Instructions for the task:
Looking through the records below, please work out how many lines contain "Valve". Give only that number.

[Opening Given records section]

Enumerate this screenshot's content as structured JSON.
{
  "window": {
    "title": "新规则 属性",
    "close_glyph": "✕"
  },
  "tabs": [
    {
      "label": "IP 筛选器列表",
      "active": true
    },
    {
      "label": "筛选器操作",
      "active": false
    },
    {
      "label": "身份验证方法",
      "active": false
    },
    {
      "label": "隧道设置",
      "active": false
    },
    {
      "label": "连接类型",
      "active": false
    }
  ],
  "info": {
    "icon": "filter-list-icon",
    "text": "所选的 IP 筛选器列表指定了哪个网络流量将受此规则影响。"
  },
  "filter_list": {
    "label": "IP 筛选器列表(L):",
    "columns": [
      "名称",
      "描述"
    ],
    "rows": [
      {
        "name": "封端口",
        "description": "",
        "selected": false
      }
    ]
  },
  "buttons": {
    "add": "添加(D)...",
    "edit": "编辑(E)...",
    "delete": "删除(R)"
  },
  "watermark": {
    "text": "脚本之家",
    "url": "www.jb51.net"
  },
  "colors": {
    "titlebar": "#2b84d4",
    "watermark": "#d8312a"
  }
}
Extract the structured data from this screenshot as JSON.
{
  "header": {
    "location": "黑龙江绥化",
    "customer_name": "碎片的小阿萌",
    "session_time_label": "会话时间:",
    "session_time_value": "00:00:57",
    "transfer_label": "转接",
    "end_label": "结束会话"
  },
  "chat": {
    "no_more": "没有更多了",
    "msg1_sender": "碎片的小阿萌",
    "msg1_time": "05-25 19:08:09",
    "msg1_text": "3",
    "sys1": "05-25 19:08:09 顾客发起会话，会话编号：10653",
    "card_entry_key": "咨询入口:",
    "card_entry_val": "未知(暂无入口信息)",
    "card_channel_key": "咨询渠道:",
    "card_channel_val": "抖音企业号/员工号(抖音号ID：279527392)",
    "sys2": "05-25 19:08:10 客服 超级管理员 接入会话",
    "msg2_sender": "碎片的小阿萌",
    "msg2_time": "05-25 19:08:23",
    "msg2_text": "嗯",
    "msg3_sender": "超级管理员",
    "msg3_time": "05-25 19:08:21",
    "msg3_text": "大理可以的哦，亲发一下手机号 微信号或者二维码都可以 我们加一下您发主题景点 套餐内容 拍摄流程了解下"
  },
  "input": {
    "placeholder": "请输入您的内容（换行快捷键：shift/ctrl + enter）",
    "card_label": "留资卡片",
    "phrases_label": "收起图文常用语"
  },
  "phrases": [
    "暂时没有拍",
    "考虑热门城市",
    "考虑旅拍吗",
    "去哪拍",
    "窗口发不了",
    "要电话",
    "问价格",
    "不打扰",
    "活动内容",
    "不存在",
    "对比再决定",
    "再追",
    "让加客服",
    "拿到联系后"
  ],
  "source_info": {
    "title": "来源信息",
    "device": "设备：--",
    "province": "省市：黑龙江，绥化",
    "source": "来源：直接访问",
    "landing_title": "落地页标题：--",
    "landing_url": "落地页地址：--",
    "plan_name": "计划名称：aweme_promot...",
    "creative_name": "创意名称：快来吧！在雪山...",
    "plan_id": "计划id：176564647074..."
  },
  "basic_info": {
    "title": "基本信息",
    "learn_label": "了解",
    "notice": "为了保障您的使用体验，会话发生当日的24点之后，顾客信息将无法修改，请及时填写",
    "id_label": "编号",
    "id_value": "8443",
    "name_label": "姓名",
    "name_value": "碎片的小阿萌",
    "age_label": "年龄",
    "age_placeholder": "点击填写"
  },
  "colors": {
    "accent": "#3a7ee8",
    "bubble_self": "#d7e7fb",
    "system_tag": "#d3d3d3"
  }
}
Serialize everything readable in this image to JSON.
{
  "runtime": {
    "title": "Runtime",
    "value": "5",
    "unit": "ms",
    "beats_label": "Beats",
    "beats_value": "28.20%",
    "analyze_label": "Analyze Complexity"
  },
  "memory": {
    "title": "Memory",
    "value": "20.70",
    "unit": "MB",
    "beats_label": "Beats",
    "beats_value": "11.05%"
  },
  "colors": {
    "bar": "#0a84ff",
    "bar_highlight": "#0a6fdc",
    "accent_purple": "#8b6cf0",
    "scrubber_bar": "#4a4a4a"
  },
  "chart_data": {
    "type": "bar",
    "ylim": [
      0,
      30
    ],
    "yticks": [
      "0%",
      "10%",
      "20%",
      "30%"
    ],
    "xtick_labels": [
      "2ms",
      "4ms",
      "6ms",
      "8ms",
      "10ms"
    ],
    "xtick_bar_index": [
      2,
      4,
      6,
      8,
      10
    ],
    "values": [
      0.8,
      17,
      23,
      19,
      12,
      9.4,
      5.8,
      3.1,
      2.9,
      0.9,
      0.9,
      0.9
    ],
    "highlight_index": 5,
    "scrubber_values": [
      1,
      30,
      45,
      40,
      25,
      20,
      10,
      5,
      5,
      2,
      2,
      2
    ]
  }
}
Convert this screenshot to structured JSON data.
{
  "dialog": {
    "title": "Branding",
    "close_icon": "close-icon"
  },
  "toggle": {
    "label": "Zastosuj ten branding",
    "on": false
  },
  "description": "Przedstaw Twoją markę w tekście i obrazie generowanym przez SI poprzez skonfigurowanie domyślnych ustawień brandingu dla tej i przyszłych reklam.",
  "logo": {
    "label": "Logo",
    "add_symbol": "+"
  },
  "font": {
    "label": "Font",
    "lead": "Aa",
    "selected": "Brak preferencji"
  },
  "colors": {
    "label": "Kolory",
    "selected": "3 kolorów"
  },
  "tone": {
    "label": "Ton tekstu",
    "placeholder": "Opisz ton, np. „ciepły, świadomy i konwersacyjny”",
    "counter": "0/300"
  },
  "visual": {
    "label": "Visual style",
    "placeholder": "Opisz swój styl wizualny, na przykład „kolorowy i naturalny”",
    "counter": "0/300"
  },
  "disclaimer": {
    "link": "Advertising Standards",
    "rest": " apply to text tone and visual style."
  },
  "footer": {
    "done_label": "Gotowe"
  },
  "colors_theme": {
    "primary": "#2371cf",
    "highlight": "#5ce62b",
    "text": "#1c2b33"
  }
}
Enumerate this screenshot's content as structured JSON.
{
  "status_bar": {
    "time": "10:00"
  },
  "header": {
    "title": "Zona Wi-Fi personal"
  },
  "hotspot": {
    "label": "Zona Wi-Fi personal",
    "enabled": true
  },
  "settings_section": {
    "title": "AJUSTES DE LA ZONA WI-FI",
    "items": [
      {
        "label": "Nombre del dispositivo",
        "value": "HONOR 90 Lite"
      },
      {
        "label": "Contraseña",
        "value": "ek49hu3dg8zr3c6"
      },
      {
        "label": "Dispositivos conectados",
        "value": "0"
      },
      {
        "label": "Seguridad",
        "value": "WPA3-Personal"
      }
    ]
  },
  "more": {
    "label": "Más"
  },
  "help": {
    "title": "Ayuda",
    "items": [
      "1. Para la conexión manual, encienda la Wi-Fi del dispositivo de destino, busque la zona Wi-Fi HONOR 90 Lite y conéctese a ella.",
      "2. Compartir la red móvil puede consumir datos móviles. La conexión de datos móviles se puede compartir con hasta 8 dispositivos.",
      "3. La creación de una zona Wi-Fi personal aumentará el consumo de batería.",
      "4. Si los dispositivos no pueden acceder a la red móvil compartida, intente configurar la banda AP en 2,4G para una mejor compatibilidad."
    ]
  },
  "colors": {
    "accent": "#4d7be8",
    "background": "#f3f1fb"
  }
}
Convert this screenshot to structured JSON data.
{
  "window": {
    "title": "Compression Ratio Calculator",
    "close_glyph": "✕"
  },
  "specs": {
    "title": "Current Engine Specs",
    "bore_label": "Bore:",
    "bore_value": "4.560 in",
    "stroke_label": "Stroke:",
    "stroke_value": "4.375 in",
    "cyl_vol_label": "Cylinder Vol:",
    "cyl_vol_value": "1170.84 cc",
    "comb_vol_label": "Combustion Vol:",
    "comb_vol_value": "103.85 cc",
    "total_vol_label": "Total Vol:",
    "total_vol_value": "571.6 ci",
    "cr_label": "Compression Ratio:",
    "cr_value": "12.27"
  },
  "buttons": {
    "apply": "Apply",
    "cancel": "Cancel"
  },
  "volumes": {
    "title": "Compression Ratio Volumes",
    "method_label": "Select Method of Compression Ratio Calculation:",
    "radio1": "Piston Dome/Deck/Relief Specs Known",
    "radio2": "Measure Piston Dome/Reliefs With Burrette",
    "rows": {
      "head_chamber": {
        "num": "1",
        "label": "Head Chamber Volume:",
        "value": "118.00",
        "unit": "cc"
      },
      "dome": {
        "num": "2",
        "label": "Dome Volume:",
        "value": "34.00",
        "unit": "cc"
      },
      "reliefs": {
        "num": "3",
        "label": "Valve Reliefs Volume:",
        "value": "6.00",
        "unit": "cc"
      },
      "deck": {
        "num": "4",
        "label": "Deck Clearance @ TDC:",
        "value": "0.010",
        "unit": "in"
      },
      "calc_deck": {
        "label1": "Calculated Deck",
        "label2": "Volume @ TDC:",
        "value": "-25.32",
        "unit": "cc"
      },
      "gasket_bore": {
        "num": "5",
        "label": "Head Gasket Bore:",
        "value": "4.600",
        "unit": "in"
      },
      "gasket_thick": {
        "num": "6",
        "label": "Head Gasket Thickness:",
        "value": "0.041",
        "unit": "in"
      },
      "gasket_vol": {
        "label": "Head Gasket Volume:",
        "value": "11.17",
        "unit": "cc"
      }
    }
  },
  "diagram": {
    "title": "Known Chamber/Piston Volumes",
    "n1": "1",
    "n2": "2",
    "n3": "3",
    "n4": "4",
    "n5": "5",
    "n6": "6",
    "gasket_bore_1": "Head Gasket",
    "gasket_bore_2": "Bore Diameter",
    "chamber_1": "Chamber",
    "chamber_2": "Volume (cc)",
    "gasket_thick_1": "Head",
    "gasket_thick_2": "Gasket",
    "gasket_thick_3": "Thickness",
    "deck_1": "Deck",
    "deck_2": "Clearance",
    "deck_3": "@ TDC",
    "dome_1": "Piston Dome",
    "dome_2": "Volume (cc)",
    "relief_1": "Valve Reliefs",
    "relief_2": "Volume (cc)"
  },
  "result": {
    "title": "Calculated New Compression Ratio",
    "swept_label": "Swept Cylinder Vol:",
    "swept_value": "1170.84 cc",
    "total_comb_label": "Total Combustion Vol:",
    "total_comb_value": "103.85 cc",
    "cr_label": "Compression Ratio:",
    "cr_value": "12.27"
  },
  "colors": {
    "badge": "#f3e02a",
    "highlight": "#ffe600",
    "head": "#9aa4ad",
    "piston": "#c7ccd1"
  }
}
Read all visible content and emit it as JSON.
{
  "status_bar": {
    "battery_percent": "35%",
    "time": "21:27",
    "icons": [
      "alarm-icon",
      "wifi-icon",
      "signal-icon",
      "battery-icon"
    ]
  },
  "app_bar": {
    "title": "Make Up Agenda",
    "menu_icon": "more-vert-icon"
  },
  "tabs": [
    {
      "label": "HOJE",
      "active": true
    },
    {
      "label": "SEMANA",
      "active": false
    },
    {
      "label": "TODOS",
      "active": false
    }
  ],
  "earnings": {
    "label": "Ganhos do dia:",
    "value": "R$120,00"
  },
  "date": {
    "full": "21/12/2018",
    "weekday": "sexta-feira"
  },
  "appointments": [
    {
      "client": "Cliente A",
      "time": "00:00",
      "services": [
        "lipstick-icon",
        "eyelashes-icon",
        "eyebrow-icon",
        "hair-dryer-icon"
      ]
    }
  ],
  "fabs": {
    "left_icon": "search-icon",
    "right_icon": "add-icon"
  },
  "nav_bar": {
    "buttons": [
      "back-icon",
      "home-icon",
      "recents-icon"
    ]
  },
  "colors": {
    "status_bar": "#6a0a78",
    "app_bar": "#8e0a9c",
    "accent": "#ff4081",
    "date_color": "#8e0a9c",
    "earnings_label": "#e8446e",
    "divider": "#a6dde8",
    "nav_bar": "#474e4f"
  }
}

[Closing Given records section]

Exercise answer:
2